"It's really sad," said Breen, who operates Freedom Mobility Center, LLC. "The government has made it incredibly difficult to provide power wheelchairs to Medicare patients. They are cutting Medicare costs by depriving vulnerable people of their mobility."
The rental policy, she said, has made it unfeasible for many businesses to continue providing power wheelchairs to Medicare patients, while cutting their access to mobility assistance. "The government just doesn't get it," Breen said, noting that a recent study found that mobility assistance saves Medicare $10.73 for every $1 invested in mobility equipment.
"Medicare patients who are bariatric and those who require extensive medical attention or are seriously ill have trouble finding power wheelchairs," she said. "A provider's cost to purchase a bariatric power wheelchair, one with a weight capacity of over 450 pounds, is too high in comparison to the reimbursement from the government and there is too much risk involved with the rental policy."

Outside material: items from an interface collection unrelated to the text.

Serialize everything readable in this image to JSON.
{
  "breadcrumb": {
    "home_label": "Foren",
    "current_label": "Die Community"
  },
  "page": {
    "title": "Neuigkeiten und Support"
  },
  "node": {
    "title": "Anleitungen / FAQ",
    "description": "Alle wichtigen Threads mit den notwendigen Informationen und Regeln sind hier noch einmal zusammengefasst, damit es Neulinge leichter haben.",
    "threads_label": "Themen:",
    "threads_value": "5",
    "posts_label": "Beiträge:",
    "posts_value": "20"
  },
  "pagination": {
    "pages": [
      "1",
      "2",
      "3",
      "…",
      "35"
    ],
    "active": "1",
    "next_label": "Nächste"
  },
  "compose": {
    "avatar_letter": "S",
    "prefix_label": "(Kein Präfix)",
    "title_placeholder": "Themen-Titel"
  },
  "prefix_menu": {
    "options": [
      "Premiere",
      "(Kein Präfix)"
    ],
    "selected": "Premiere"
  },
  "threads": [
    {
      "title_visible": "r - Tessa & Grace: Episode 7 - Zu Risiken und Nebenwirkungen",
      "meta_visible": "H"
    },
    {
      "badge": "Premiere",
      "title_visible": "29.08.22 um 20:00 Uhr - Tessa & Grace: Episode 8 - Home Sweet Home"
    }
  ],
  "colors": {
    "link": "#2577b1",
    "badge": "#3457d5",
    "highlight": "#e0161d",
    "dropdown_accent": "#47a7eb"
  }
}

Under the rental policy established by the Centers for Medicare & Medicaid Services (CMS), if a Medicare patient is hospitalized for a lengthy period, placed in a care facility or dies, the rental payments stop and the provider must attempt to re-rent the used power wheelchair. Breen said that it's "very unfortunate" the government has established such a flawed system – one that is bad for Medicare beneficiaries and providers.
"To stay in business, providers must be able to collect all of the rental payments from the government after delivering power wheelchairs to Medicare beneficiaries," Breen said. "We have to ensure that most power wheelchairs get capped out or can be easily and quickly transferred to a new beneficiary. Unfortunately because providers are forced to think this way in order to remain viable, it results in less access for those Medicare beneficiaries who are bariatric, require extensive medical attention or have terminal illnesses."
What does Breen think about the utilization numbers showing increases in power wheelchairs delivered to Medicare patients?
"That is definitely false!" she said. "CMS is counting the same power wheelchairs multiple times. This is comparing apples to oranges and of course the utilization numbers are going to look like they are increasing if they are calculated that way. Like the other policies, it makes no sense."
Mobility Matters is published periodically by the American Association for Homecare to inform Congress, the administration, policymakers, consumer organizations and the media about Medicare's power mobility benefit, and the need to sustain it. AAHomecare is committed to helping seniors and people living with disabilities regain their freedom and independence. To learn more about the Medicare power mobility benefit, go to www.aahomecare.org/mobility. American Association for Homecare - 2011 Crystal Drive, Suite 725, Arlington, Virginia 22202 -703.836.6263
SOURCE American Association for Homecare